Adam Boxer has written wonderfully and extensively on this in the past and I often have his diagram (below) in mind when I’m considering practical work and how I can minimise student’s cognitive load during practical work.
- Use slow practicals to minimise cognitive demand.
Again, Adam has already written extensively about this, but I’ve found in particular this approach is most useful with young KS3 students for whom much of the equipment is new. By breaking tasks up into very small steps and bringing the class back together, either silently at their desks, or collectively at the demonstration bench allows the students have easily completed each task without cognitive overload. It allows the teacher to check each step is complete (immediate feedback), and allows extensive questioning at key steps by the teacher of the class to guide the thinking of students on the key elements of the task at the important moments “look at the thermometer now that the water is boiling, what do you see?” Whilst it can seem like the lesson is moving slower than usual, it isn’t really, and it’s certainly moving more efficiently than usual with more of the class completing the task successfully.

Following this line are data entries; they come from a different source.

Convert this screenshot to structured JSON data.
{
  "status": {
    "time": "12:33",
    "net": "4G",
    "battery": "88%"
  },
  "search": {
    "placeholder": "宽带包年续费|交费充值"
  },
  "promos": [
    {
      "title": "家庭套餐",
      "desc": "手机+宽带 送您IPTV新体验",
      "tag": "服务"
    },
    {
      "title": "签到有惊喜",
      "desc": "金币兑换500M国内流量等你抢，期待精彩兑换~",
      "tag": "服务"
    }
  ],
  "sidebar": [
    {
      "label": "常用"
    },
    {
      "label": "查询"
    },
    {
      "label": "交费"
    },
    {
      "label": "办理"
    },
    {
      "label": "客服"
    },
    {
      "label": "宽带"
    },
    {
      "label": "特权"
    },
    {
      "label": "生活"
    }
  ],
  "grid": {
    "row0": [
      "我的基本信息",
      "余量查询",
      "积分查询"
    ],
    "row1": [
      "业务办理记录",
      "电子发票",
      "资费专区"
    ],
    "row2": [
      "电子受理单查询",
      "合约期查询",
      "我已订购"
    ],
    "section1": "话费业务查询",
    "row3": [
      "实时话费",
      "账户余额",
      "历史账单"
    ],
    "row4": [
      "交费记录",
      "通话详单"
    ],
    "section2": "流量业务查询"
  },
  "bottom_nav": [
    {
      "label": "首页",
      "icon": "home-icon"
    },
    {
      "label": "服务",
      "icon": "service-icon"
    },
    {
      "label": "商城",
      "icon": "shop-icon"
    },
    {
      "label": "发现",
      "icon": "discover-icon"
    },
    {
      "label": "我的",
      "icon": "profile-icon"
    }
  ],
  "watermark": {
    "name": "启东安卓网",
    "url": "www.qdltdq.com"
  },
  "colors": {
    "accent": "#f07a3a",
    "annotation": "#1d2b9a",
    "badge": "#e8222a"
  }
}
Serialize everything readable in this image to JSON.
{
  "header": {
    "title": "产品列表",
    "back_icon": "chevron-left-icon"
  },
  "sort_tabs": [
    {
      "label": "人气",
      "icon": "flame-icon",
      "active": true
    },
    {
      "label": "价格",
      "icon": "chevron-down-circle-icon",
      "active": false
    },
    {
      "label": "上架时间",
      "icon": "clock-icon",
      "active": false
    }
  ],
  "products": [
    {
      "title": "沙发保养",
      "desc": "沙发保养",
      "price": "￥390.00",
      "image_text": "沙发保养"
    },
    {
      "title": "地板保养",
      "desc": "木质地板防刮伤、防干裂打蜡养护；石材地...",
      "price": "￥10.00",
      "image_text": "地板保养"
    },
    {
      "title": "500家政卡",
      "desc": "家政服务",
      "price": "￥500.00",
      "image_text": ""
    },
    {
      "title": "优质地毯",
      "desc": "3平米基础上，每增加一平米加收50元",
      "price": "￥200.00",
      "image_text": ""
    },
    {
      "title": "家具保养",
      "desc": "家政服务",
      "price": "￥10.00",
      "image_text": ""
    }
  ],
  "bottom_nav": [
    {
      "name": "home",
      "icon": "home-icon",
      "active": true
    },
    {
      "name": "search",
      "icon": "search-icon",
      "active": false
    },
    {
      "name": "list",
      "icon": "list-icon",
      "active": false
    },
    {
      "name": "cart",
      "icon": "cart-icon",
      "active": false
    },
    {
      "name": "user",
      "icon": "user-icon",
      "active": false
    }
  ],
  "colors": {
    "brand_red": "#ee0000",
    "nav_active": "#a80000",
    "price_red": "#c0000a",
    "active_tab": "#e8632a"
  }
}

- Use visualised instructions to lower cognitive demand and provide immediate feedback.
Visualised instructions effectively use dual coding to guide students through complicated practical tasks with both written instructions and diagrams to allow students to easily set up practical equipment and complete steps in the correct order. Personally I’ve found these to be most effective with older KS4 students who are already familiar with most of the equipment being used and just need to make sure they complete the steps in the right order. A number of science teachers have been making useful visualised instructions that we can all use, including Adam Boxer, Dave Paterson and John Lindney the latter two have made visualised instructions for all the KS4 compulsory practicals. The use of these instructions help students minimise the amount of working memory dedicated to the process of completing the task, and allows students to free up working memory, through our guidance and questioning to think about the scientific concepts involved, not just the process the practical. When combined with techniques above such as hypothesis driven tasks, students spend more time thinking about the things we want them to think about during the practical, and less time wondering if they should pour the solution into a beaker or an evaporating basin, or indeed what the difference is between a beaker and an evoporating basin.
When planning practical lessons we should consider what students are thinking about, how we can direct their thinking towards what we want them to think about and how to minimise the information that we don’t want them to think about. By doing these things we can make practical work effective for students. BUT… and it’s a big “BUT”… there will still be times when students will learn more effectively without practical work. We should always be willing to consider during our planning if there is an alternative task which will allow students to think about the scientific concept more clearly and without distraction? For example will students learn the complicated voltage-current relationship of a filament bulb most effectively from a tricky to complete practical, or from plotting model data given to them, followed by SLOP questions? Sometimes, despite the approaches above, it’s still best to avoid practicals and go for something else.
This is a blog version of a talk that I gave at the ASE West of England Conference at Bath Spa in November 2019.